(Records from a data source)

○ ○ ○

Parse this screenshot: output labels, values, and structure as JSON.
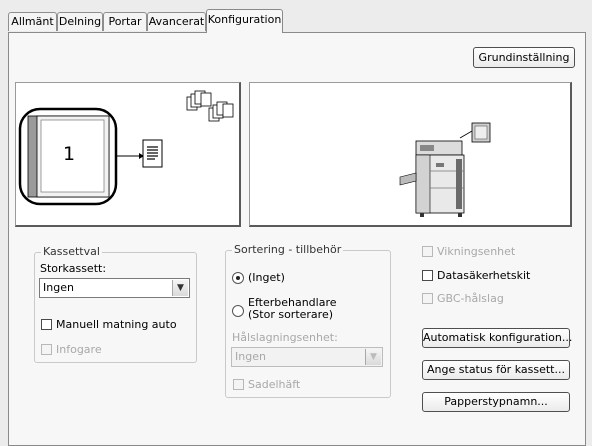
{
  "tabs": [
    {
      "label": "Allmänt"
    },
    {
      "label": "Delning"
    },
    {
      "label": "Portar"
    },
    {
      "label": "Avancerat"
    },
    {
      "label": "Konfiguration",
      "active": true
    }
  ],
  "default_button": "Grundinställning",
  "preview": {
    "tray_number": "1"
  },
  "kassettval": {
    "legend": "Kassettval",
    "storkassett_label": "Storkassett:",
    "storkassett_value": "Ingen",
    "manual_feed_label": "Manuell matning auto",
    "manual_feed_checked": false,
    "infogare_label": "Infogare",
    "infogare_enabled": false
  },
  "sortering": {
    "legend": "Sortering - tillbehör",
    "option_none": "(Inget)",
    "option_finisher_line1": "Efterbehandlare",
    "option_finisher_line2": "(Stor sorterare)",
    "selected": "none",
    "punch_label": "Hålslagningsenhet:",
    "punch_value": "Ingen",
    "saddle_label": "Sadelhäft"
  },
  "options": {
    "folding_label": "Vikningsenhet",
    "folding_enabled": false,
    "security_label": "Datasäkerhetskit",
    "security_checked": false,
    "gbc_label": "GBC-hålslag",
    "gbc_enabled": false
  },
  "buttons": {
    "auto_config": "Automatisk konfiguration...",
    "tray_status": "Ange status för kassett...",
    "paper_type": "Papperstypnamn..."
  },
  "colors": {
    "window_bg": "#ececec",
    "panel_bg": "#f7f7f7",
    "disabled_text": "#a8a8a8"
  }
}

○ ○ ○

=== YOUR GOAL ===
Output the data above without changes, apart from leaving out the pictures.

=== SOLVED PROBLEM ===
Parse this screenshot: output labels, values, and structure as JSON.
{
  "tabs": [
    {
      "label": "Allmänt"
    },
    {
      "label": "Delning"
    },
    {
      "label": "Portar"
    },
    {
      "label": "Avancerat"
    },
    {
      "label": "Konfiguration",
      "active": true
    }
  ],
  "default_button": "Grundinställning",
  "preview": {
    "tray_number": "1"
  },
  "kassettval": {
    "legend": "Kassettval",
    "storkassett_label": "Storkassett:",
    "storkassett_value": "Ingen",
    "manual_feed_label": "Manuell matning auto",
    "manual_feed_checked": false,
    "infogare_label": "Infogare",
    "infogare_enabled": false
  },
  "sortering": {
    "legend": "Sortering - tillbehör",
    "option_none": "(Inget)",
    "option_finisher_line1": "Efterbehandlare",
    "option_finisher_line2": "(Stor sorterare)",
    "selected": "none",
    "punch_label": "Hålslagningsenhet:",
    "punch_value": "Ingen",
    "saddle_label": "Sadelhäft"
  },
  "options": {
    "folding_label": "Vikningsenhet",
    "folding_enabled": false,
    "security_label": "Datasäkerhetskit",
    "security_checked": false,
    "gbc_label": "GBC-hålslag",
    "gbc_enabled": false
  },
  "buttons": {
    "auto_config": "Automatisk konfiguration...",
    "tray_status": "Ange status för kassett...",
    "paper_type": "Papperstypnamn..."
  },
  "colors": {
    "window_bg": "#ececec",
    "panel_bg": "#f7f7f7",
    "disabled_text": "#a8a8a8"
  }
}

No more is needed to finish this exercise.